→ Requirement:
Please copy the entries below word for word.

Items from an interface collection:
————

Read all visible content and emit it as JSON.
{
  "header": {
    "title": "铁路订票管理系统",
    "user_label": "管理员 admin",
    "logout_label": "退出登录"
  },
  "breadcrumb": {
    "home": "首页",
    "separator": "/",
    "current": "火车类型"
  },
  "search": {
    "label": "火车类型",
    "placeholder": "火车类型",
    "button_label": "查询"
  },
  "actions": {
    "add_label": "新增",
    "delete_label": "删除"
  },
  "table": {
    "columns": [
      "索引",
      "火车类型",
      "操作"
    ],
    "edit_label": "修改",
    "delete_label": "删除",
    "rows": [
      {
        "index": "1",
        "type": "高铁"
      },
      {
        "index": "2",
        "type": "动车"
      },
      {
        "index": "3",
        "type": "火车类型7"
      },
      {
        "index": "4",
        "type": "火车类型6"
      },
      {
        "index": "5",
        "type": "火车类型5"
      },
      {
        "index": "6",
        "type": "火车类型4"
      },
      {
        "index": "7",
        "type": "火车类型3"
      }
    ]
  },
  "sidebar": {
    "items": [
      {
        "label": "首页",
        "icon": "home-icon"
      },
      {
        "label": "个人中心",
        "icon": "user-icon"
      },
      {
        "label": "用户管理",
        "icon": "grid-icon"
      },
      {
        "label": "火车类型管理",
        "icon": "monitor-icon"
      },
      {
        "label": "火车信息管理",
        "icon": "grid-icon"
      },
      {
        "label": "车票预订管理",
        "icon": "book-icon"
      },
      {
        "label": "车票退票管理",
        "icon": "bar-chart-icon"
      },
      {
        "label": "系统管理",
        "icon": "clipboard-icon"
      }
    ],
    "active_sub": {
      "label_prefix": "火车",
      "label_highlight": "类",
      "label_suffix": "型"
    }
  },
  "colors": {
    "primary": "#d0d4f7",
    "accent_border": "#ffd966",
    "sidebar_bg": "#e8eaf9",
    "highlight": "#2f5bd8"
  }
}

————

→ Task response:
Read all visible content and emit it as JSON.
{
  "header": {
    "title": "铁路订票管理系统",
    "user_label": "管理员 admin",
    "logout_label": "退出登录"
  },
  "breadcrumb": {
    "home": "首页",
    "separator": "/",
    "current": "火车类型"
  },
  "search": {
    "label": "火车类型",
    "placeholder": "火车类型",
    "button_label": "查询"
  },
  "actions": {
    "add_label": "新增",
    "delete_label": "删除"
  },
  "table": {
    "columns": [
      "索引",
      "火车类型",
      "操作"
    ],
    "edit_label": "修改",
    "delete_label": "删除",
    "rows": [
      {
        "index": "1",
        "type": "高铁"
      },
      {
        "index": "2",
        "type": "动车"
      },
      {
        "index": "3",
        "type": "火车类型7"
      },
      {
        "index": "4",
        "type": "火车类型6"
      },
      {
        "index": "5",
        "type": "火车类型5"
      },
      {
        "index": "6",
        "type": "火车类型4"
      },
      {
        "index": "7",
        "type": "火车类型3"
      }
    ]
  },
  "sidebar": {
    "items": [
      {
        "label": "首页",
        "icon": "home-icon"
      },
      {
        "label": "个人中心",
        "icon": "user-icon"
      },
      {
        "label": "用户管理",
        "icon": "grid-icon"
      },
      {
        "label": "火车类型管理",
        "icon": "monitor-icon"
      },
      {
        "label": "火车信息管理",
        "icon": "grid-icon"
      },
      {
        "label": "车票预订管理",
        "icon": "book-icon"
      },
      {
        "label": "车票退票管理",
        "icon": "bar-chart-icon"
      },
      {
        "label": "系统管理",
        "icon": "clipboard-icon"
      }
    ],
    "active_sub": {
      "label_prefix": "火车",
      "label_highlight": "类",
      "label_suffix": "型"
    }
  },
  "colors": {
    "primary": "#d0d4f7",
    "accent_border": "#ffd966",
    "sidebar_bg": "#e8eaf9",
    "highlight": "#2f5bd8"
  }
}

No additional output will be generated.